    3e) as said before the belt is in one piece already
    3f) a part lost on the floor for a belt system can easily be spotted / replaced

Attached at the bottom are some pics i found on delphi of team 522’s robots.

Don’t build something because you want to; build it because you need to!

meaning don’t build a belt / chain / wheeled system because you want to, build it because thats gonna be the main key in helping you win the game aside from the scoring capabilites you want your robot to have.



Aces high, team 176, used them in 2004. I don’t remember how well it worked for them, but i remember at UTC, they had a few problems such as some of them snapping. BUT, they worked good for them at BAE since they ended up winning. You can look a little bit more into their 2004 bot if you want more info, or just talk to someone from their team on the forum.

(if they were not timing belts, then I am sorry for this post, but i am 99% that they were)

I may be wrong, but I think he’s asking how many people used belts to drive their wheels, instead of chain, not belts instead of wheels :slight_smile:

thank you very much cory, sorry if i wasn’t clear enough.

(here ya go, Alex)

We (team 45) have used treads to propel the robot, but not belts to drive the wheels. I like the direction you are going, and I have wondered how well a FIRST robot would work by using “v-belts” or powered timing belts to drive the wheels. Heck, motorcycles do it (Harley Davidson, at least).

Just like a tank, treaded drive, you have to watch belt alignment and tension. These are the two important factors with any belt design issue. I assume that the advantage of chain (especially 35 series) is that it can handle misaligned sprockets better than belts can handle misaligned pulleys. Also, chain does not need as much tension to work adequately.

In industry, belts are used all over the place to power SCARA robots, linear actuators, and conveyor equipment.

I believe that it CAN be done on a FIRST robot. A think that a belt-drive drive base can be made lighter than a chain & sprocket drive base, as long
as it is done correctly.

Andy B.

i’m pretty sure that in 2003, team 1083 (emoticons) used belt drives. you might wanna try PMing George1083 about it.


Timing belts and pulleys are typically advertised as a replacement to chains and sprockets. Chains have a couple major problems: a low lifetime (which FIRST teams generally don’t need to worry about), and a tendency to stretch. Companies like Mectrol and Gates make belts that they claim do not stretch, and have an extremely long life.

The downside is that they are a pain in the neck. Unlike chain, you can’t simply remove or add a link. So you’ve got to design your system right the first time. You cannot allow any distance change in between your two (or more) pulleys. If one pulley moves towards the other, for example, your belt is going to strip teeth or skip teeth. Finally, you have to pretension your belt to a known pretension that you can calculated based on the belt geometry. If your pretension is to small, it will cause excessive belt wear or the teeth will skip. If too high, your belt may snap under high loads.

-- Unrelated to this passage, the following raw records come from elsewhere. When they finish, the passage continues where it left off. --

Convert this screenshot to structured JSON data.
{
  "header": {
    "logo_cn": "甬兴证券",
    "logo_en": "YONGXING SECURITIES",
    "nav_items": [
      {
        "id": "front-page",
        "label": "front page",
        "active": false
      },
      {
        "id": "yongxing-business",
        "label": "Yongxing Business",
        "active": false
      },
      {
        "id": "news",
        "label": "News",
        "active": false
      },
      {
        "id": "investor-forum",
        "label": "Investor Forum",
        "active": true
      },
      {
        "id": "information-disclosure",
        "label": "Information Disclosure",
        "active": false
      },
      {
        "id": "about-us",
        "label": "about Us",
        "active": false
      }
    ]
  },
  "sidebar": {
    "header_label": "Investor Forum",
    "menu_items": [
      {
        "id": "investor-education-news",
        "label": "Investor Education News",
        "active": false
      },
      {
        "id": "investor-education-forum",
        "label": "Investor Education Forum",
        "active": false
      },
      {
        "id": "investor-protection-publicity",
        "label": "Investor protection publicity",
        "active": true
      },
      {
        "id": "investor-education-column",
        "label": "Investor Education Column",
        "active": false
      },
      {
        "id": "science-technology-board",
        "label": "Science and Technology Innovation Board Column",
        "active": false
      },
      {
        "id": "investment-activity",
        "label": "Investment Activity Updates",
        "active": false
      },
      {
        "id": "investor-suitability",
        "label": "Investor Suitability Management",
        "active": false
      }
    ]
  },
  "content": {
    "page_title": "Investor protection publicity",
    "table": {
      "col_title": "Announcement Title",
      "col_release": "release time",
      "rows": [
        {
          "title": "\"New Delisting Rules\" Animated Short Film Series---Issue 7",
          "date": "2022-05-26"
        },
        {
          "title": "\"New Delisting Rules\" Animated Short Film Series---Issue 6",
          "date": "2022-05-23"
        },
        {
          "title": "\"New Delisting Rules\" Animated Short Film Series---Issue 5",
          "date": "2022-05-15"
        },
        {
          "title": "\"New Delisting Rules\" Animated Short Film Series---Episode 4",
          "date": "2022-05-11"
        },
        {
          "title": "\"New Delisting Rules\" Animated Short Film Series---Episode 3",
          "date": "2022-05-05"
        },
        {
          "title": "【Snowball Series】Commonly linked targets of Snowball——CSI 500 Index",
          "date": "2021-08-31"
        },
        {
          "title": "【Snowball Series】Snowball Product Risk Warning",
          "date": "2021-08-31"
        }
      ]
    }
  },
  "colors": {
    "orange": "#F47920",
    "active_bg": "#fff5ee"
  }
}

It’s very hard to come up with a simple way to pretension the belts. There are two ways I’ve considered when designing a belt transmission. First, you can place spring-loaded idlers in the system, which add the tension you want. It sounds simple, but it makes design complicated. Further, for power transmission applications like FIRST, you need to move in both directions. So you’ve got to have an idler on both sides of the belt (slack side and powered side). The other option is what I prefer, but still is not simple. You need to set up your system so that when you install the belt, you have a means of increasing the center distance between the two pulleys until the belt is properly tensioned. Then, you need a way to lock the system in that location so that it never moves.

The bottom line is that belts are great for some industrial applications because they can have little to no maintenance. On the other hand, FIRST robots have a very short lifetime and you don’t have much time to spend on design… So chains make a lot of sense to me.